» Exercise instructions
Go through the lines of the material and tally those with the string "acres"; reply with the number alone.

» Records to process
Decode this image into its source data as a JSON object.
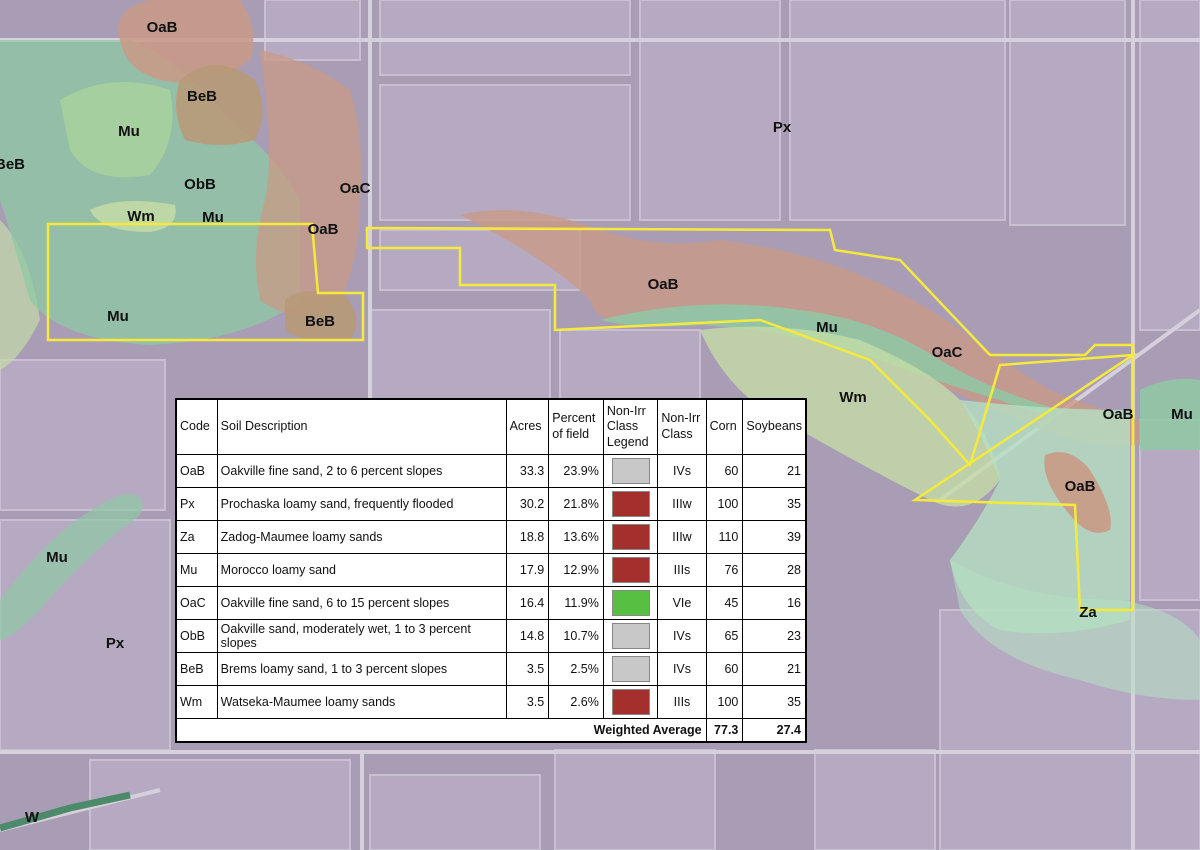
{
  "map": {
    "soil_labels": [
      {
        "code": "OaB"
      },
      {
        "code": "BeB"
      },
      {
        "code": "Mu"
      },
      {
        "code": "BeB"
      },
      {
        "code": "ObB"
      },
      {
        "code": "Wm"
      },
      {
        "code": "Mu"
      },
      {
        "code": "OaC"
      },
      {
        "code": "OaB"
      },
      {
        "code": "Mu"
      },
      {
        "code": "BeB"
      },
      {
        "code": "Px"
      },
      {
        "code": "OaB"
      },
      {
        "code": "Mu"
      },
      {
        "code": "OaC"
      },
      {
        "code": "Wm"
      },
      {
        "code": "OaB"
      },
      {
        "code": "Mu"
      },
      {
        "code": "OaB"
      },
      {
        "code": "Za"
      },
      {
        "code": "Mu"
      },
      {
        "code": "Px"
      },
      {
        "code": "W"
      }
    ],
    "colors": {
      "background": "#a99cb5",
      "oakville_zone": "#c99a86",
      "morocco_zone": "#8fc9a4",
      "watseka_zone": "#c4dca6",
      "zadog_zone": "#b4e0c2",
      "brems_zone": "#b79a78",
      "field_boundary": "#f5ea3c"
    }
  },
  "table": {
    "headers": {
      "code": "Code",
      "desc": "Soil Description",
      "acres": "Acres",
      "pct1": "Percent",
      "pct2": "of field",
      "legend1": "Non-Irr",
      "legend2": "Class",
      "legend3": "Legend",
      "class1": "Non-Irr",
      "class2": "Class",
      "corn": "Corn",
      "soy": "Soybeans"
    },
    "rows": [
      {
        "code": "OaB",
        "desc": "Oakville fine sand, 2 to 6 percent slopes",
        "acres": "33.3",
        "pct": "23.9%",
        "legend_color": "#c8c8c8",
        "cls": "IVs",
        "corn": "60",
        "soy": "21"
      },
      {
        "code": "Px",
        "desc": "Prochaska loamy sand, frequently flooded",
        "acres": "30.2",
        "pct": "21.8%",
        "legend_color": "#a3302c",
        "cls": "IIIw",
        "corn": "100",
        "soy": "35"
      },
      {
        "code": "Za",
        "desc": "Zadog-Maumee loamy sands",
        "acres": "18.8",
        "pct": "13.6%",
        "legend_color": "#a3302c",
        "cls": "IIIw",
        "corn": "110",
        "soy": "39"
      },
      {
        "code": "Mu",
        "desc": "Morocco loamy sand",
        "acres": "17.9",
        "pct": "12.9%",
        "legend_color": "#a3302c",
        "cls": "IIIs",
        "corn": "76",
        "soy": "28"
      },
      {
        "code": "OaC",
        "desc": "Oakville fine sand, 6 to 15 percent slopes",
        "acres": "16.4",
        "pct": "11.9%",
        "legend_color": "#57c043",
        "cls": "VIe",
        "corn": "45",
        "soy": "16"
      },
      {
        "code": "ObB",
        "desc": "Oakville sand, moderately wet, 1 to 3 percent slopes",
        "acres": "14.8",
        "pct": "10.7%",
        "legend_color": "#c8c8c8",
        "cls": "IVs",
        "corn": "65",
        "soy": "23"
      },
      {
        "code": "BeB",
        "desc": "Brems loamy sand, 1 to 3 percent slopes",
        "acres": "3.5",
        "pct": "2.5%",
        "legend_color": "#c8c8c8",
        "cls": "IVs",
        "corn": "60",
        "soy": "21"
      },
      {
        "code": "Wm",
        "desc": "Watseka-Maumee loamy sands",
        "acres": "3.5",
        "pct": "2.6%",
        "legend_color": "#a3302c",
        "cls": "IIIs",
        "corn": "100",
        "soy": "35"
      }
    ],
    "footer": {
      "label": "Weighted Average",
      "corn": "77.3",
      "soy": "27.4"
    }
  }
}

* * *

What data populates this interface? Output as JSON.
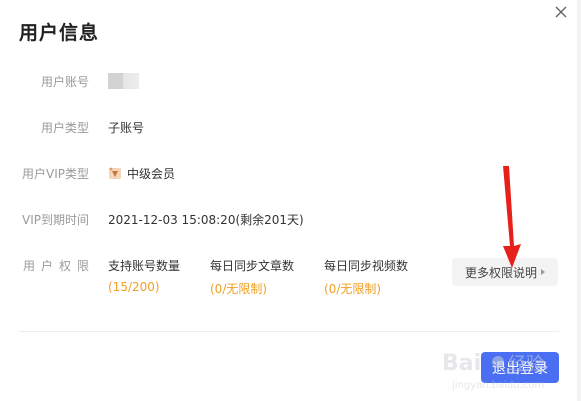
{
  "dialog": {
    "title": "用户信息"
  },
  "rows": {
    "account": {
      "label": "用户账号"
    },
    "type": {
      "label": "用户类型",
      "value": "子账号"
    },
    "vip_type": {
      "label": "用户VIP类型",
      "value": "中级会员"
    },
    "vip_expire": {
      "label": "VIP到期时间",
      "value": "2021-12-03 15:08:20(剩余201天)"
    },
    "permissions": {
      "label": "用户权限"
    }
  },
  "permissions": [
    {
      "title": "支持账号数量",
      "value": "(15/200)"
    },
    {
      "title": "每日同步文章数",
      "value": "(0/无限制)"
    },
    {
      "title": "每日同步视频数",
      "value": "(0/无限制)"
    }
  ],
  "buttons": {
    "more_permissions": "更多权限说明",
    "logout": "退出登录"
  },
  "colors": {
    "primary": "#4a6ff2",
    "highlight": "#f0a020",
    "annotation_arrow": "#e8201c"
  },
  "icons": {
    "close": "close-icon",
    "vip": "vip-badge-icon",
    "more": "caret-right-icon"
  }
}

» Response to this task
9